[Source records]
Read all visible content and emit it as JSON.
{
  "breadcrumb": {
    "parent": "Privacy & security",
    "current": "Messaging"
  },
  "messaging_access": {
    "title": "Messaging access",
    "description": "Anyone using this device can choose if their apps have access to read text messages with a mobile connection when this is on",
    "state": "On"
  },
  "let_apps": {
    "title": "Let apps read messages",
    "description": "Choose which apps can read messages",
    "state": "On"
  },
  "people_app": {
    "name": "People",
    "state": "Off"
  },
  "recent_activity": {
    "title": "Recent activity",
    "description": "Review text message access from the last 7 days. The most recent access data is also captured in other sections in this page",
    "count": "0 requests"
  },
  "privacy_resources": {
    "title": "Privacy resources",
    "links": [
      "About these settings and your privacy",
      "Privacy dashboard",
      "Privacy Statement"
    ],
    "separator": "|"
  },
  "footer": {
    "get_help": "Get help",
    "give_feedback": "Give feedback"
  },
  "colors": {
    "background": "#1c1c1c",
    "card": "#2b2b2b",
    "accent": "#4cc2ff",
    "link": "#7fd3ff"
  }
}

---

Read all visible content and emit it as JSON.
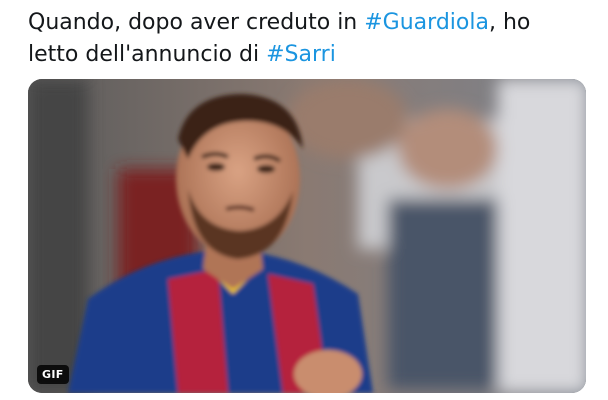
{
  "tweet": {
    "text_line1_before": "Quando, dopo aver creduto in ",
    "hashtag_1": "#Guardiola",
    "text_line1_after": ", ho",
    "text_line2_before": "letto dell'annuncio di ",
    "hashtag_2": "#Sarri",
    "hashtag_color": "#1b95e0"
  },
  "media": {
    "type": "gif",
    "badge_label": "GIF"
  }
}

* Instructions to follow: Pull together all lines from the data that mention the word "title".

* Problem solution:
    "title": "Messaging access",
    "title": "Let apps read messages",
    "title": "Recent activity",
    "title": "Privacy resources",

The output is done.